Study material Start Marker

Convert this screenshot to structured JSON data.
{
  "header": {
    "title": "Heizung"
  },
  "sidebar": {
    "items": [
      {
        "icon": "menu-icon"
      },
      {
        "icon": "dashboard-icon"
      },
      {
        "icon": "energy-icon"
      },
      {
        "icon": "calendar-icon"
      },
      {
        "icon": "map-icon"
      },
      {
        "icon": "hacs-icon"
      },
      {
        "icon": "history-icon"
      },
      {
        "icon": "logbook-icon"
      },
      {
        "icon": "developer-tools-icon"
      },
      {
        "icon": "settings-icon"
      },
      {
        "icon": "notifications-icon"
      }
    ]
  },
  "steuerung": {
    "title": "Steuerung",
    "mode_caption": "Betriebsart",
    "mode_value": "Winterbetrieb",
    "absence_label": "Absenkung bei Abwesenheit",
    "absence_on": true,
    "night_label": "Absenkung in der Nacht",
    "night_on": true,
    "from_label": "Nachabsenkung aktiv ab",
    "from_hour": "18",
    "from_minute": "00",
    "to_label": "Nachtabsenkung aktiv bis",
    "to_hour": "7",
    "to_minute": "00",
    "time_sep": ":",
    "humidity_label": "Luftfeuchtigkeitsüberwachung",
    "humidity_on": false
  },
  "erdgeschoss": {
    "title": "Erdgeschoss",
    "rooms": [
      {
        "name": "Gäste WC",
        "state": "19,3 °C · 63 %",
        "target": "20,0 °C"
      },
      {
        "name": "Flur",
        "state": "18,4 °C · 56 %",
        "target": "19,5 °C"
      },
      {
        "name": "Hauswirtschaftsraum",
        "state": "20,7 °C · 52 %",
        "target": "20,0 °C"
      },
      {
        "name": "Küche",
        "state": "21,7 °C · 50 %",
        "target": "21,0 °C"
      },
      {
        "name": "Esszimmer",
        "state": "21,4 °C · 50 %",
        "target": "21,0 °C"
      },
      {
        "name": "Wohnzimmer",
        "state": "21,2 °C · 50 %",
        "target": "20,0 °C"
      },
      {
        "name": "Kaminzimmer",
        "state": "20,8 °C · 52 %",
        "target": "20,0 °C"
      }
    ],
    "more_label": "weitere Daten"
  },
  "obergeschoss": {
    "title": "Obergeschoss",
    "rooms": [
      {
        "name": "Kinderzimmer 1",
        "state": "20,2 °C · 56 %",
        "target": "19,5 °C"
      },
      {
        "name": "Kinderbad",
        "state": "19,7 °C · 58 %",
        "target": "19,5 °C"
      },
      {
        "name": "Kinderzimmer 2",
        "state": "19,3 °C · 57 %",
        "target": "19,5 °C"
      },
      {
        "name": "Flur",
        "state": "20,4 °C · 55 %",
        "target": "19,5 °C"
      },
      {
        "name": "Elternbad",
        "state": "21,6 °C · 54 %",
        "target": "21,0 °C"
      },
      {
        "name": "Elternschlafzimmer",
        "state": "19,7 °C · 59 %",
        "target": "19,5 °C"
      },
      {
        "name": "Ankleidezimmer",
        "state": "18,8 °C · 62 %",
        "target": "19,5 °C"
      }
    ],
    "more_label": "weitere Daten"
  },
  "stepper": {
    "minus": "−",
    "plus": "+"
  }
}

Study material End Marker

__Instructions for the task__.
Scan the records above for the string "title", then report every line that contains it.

__Task result__.
    "title": "Heizung"
    "title": "Steuerung",
    "title": "Erdgeschoss",
    "title": "Obergeschoss",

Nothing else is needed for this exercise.